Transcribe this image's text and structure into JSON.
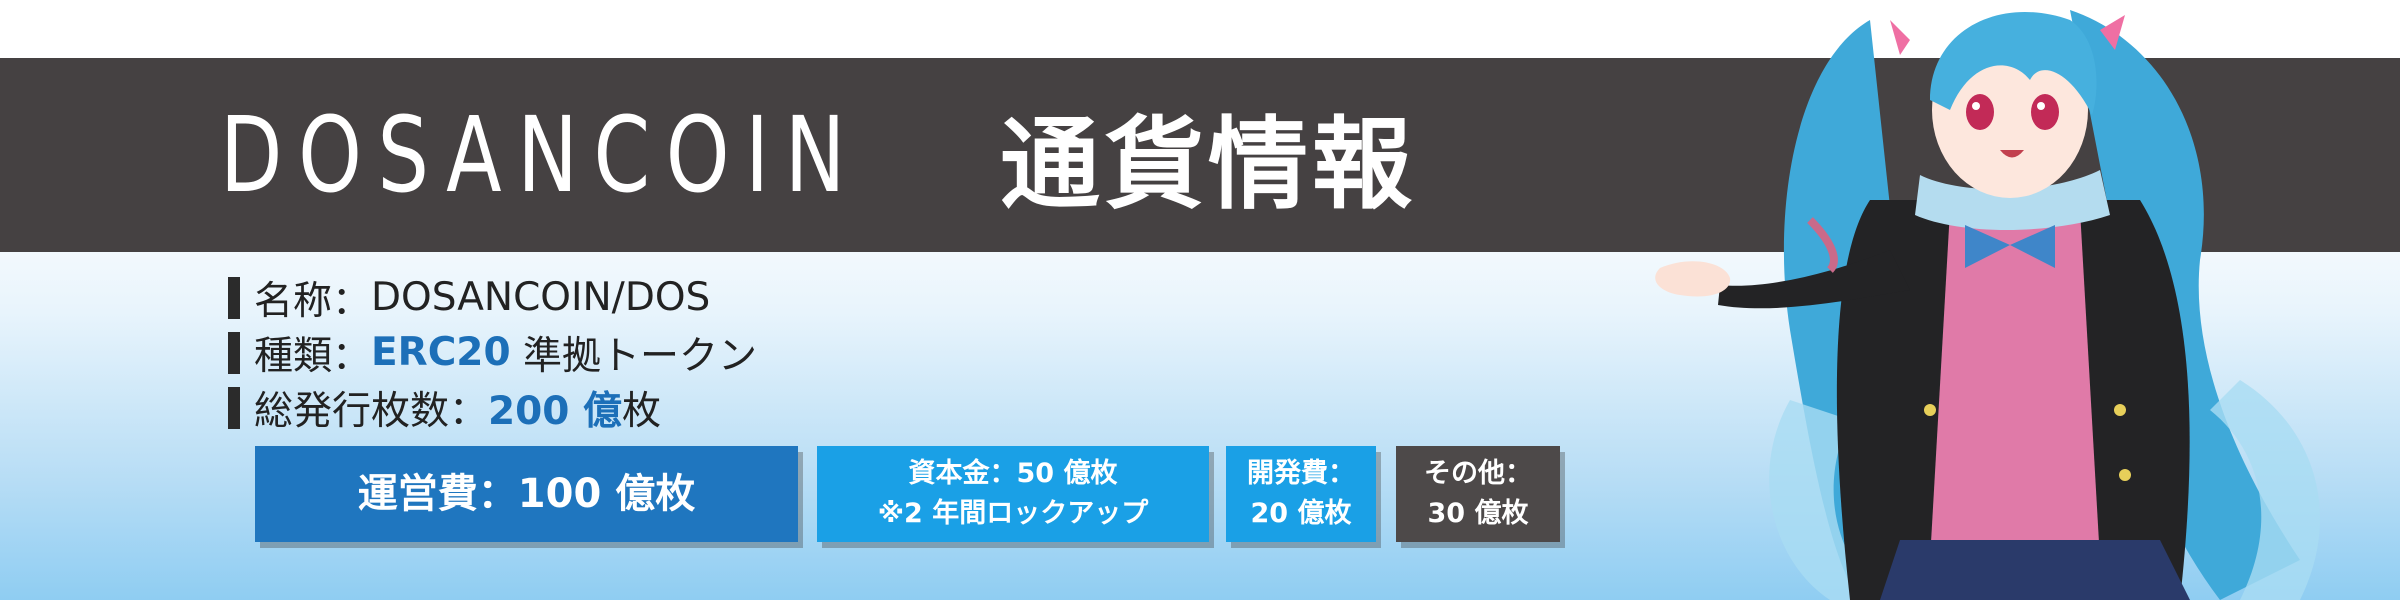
{
  "title": {
    "en": "DOSANCOIN",
    "jp": "通貨情報"
  },
  "info": [
    {
      "label": "名称：",
      "value": "DOSANCOIN/DOS",
      "highlight": "",
      "suffix": ""
    },
    {
      "label": "種類：",
      "value": "",
      "highlight": "ERC20",
      "suffix": " 準拠トークン"
    },
    {
      "label": "総発行枚数：",
      "value": "",
      "highlight": "200 億",
      "suffix": "枚"
    }
  ],
  "boxes": {
    "operations": {
      "line1": "運営費：100 億枚"
    },
    "capital": {
      "line1": "資本金：50 億枚",
      "line2": "※2 年間ロックアップ"
    },
    "development": {
      "line1": "開発費：",
      "line2": "20 億枚"
    },
    "other": {
      "line1": "その他：",
      "line2": "30 億枚"
    }
  },
  "colors": {
    "title_band": "#454142",
    "highlight": "#1c6fb8",
    "box_operations": "#1f76bf",
    "box_light": "#1aa0e6",
    "box_dark": "#4d4949"
  },
  "character": "anime-girl-mascot-illustration"
}
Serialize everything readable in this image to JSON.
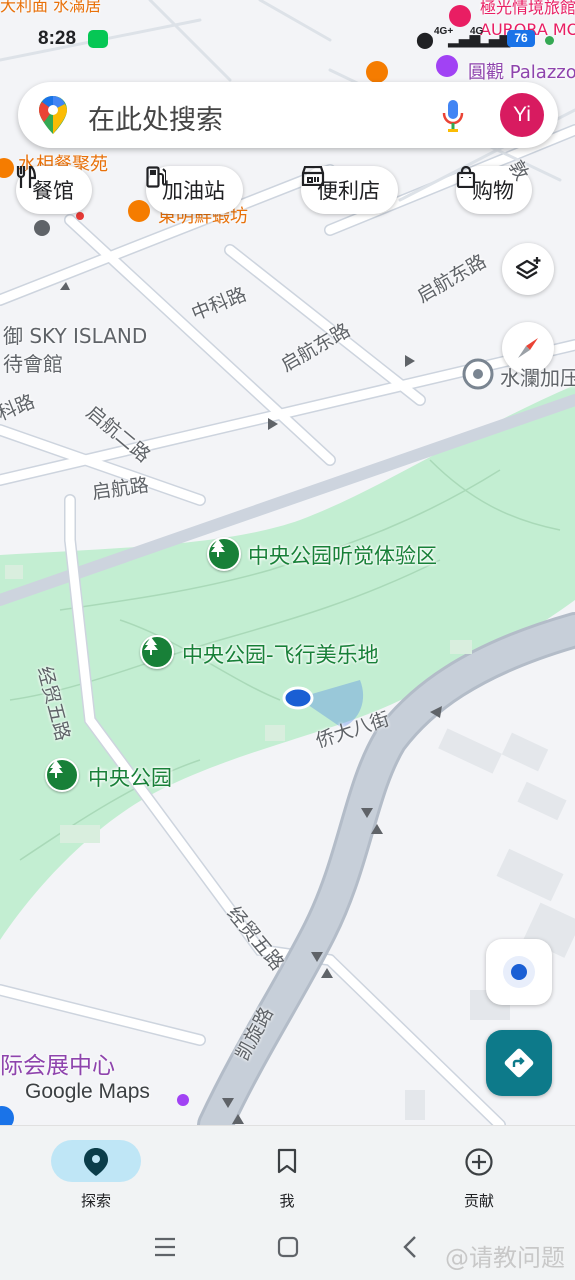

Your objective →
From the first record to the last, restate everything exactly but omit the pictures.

Answer to the exercise →
Transcribe this image's text and structure into JSON.
{
  "title": {
    "en": "DOSANCOIN",
    "jp": "通貨情報"
  },
  "info": [
    {
      "label": "名称：",
      "value": "DOSANCOIN/DOS",
      "highlight": "",
      "suffix": ""
    },
    {
      "label": "種類：",
      "value": "",
      "highlight": "ERC20",
      "suffix": " 準拠トークン"
    },
    {
      "label": "総発行枚数：",
      "value": "",
      "highlight": "200 億",
      "suffix": "枚"
    }
  ],
  "boxes": {
    "operations": {
      "line1": "運営費：100 億枚"
    },
    "capital": {
      "line1": "資本金：50 億枚",
      "line2": "※2 年間ロックアップ"
    },
    "development": {
      "line1": "開発費：",
      "line2": "20 億枚"
    },
    "other": {
      "line1": "その他：",
      "line2": "30 億枚"
    }
  },
  "colors": {
    "title_band": "#454142",
    "highlight": "#1c6fb8",
    "box_operations": "#1f76bf",
    "box_light": "#1aa0e6",
    "box_dark": "#4d4949"
  },
  "character": "anime-girl-mascot-illustration"
}
Serialize everything readable in this image to JSON.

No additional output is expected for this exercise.